### [WHAT YOU NEED TO DO]
Find the word "count" in the data. Return every line where it appears.

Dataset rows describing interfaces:
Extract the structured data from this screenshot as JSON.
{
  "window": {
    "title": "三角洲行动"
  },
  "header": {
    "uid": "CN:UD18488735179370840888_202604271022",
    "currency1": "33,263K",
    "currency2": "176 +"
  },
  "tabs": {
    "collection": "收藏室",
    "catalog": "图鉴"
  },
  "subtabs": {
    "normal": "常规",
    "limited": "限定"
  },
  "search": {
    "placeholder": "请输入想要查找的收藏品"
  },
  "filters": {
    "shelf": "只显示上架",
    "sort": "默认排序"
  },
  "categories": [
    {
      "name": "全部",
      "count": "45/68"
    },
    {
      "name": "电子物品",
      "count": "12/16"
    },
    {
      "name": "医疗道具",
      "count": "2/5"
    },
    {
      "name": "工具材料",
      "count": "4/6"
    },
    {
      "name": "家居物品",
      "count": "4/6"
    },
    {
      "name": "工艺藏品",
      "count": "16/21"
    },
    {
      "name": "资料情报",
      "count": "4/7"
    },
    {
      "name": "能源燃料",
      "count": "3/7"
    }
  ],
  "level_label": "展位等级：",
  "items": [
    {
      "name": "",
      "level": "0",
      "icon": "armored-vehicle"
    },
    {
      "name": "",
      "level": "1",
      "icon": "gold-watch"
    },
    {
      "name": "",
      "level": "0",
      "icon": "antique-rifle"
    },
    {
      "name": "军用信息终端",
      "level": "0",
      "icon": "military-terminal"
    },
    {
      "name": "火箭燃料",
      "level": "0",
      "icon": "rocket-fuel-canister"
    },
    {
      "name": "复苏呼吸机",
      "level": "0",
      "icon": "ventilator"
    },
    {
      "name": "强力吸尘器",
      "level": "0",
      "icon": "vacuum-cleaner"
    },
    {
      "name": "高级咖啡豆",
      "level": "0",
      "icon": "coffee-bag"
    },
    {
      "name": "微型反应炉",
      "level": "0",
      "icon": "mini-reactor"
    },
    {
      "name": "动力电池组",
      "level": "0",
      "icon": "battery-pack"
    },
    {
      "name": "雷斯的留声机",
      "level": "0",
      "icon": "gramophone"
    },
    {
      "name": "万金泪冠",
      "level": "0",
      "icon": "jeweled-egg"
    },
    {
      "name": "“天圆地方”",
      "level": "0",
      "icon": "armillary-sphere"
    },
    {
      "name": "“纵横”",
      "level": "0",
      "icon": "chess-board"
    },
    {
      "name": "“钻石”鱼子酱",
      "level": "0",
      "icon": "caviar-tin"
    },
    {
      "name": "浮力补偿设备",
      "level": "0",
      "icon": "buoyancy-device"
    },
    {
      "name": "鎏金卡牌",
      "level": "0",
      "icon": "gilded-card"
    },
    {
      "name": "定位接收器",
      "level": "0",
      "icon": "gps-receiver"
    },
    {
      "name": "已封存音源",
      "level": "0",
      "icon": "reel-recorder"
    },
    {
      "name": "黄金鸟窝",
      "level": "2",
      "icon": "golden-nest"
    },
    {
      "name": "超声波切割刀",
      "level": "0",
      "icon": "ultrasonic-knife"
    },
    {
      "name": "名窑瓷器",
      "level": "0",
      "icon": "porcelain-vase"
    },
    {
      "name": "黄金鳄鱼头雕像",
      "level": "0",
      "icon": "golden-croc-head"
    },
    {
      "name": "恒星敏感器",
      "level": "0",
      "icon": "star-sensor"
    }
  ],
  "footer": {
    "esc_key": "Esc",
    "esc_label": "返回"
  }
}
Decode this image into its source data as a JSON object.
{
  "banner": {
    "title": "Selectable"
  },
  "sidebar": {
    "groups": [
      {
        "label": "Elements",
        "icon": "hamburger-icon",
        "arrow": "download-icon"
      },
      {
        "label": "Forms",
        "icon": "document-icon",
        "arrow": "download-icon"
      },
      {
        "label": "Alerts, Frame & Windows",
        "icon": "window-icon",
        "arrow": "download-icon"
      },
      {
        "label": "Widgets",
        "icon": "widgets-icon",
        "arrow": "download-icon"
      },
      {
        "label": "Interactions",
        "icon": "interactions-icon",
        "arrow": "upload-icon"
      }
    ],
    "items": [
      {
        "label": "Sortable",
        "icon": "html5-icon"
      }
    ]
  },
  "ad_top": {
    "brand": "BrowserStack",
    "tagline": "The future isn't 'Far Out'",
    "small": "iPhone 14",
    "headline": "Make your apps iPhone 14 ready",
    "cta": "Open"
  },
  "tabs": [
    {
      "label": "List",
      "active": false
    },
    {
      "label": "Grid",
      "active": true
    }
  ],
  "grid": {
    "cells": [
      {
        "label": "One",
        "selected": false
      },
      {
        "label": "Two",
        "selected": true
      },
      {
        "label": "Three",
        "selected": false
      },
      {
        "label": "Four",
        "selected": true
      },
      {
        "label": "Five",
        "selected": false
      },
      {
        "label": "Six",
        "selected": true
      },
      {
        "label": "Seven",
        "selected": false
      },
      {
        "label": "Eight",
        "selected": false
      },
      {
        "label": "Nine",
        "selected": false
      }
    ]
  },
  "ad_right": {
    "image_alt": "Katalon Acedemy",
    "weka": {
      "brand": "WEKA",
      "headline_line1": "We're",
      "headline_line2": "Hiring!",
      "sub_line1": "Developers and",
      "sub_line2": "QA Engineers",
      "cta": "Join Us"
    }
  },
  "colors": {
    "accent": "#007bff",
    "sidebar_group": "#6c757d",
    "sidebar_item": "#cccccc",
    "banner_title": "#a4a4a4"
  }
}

### [THE COMPLETED TASK]
      "count": "45/68"
      "count": "12/16"
      "count": "2/5"
      "count": "4/6"
      "count": "4/6"
      "count": "16/21"
      "count": "4/7"
      "count": "3/7"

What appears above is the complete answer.